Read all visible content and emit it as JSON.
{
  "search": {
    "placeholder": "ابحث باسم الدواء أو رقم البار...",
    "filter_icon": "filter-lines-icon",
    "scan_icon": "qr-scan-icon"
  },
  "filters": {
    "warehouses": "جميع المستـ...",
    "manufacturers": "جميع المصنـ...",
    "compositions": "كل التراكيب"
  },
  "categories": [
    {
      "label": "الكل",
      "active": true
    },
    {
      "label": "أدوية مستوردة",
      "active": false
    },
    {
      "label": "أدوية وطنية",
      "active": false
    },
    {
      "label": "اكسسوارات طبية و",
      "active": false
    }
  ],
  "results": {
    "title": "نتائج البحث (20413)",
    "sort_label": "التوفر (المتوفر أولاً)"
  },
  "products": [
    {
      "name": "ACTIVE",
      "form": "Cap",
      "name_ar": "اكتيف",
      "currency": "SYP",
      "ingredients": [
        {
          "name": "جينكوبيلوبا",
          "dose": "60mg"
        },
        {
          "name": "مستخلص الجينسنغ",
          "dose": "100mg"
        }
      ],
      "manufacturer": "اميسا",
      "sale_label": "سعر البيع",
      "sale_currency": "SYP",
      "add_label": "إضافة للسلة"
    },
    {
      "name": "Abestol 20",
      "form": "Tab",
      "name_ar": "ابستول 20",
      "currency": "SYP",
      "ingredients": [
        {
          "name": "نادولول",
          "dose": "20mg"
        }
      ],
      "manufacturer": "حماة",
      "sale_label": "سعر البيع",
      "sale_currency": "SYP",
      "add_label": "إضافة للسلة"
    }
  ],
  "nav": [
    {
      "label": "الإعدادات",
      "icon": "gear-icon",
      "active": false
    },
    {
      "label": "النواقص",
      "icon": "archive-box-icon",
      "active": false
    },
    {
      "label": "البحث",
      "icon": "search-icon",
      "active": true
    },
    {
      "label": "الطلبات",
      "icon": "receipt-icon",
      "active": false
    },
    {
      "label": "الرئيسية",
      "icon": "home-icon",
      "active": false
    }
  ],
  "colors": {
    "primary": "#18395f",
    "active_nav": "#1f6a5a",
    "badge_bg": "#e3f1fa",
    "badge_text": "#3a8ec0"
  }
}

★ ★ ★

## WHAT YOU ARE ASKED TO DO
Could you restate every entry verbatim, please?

## TASK RESULT
Read all visible content and emit it as JSON.
{
  "search": {
    "placeholder": "ابحث باسم الدواء أو رقم البار...",
    "filter_icon": "filter-lines-icon",
    "scan_icon": "qr-scan-icon"
  },
  "filters": {
    "warehouses": "جميع المستـ...",
    "manufacturers": "جميع المصنـ...",
    "compositions": "كل التراكيب"
  },
  "categories": [
    {
      "label": "الكل",
      "active": true
    },
    {
      "label": "أدوية مستوردة",
      "active": false
    },
    {
      "label": "أدوية وطنية",
      "active": false
    },
    {
      "label": "اكسسوارات طبية و",
      "active": false
    }
  ],
  "results": {
    "title": "نتائج البحث (20413)",
    "sort_label": "التوفر (المتوفر أولاً)"
  },
  "products": [
    {
      "name": "ACTIVE",
      "form": "Cap",
      "name_ar": "اكتيف",
      "currency": "SYP",
      "ingredients": [
        {
          "name": "جينكوبيلوبا",
          "dose": "60mg"
        },
        {
          "name": "مستخلص الجينسنغ",
          "dose": "100mg"
        }
      ],
      "manufacturer": "اميسا",
      "sale_label": "سعر البيع",
      "sale_currency": "SYP",
      "add_label": "إضافة للسلة"
    },
    {
      "name": "Abestol 20",
      "form": "Tab",
      "name_ar": "ابستول 20",
      "currency": "SYP",
      "ingredients": [
        {
          "name": "نادولول",
          "dose": "20mg"
        }
      ],
      "manufacturer": "حماة",
      "sale_label": "سعر البيع",
      "sale_currency": "SYP",
      "add_label": "إضافة للسلة"
    }
  ],
  "nav": [
    {
      "label": "الإعدادات",
      "icon": "gear-icon",
      "active": false
    },
    {
      "label": "النواقص",
      "icon": "archive-box-icon",
      "active": false
    },
    {
      "label": "البحث",
      "icon": "search-icon",
      "active": true
    },
    {
      "label": "الطلبات",
      "icon": "receipt-icon",
      "active": false
    },
    {
      "label": "الرئيسية",
      "icon": "home-icon",
      "active": false
    }
  ],
  "colors": {
    "primary": "#18395f",
    "active_nav": "#1f6a5a",
    "badge_bg": "#e3f1fa",
    "badge_text": "#3a8ec0"
  }
}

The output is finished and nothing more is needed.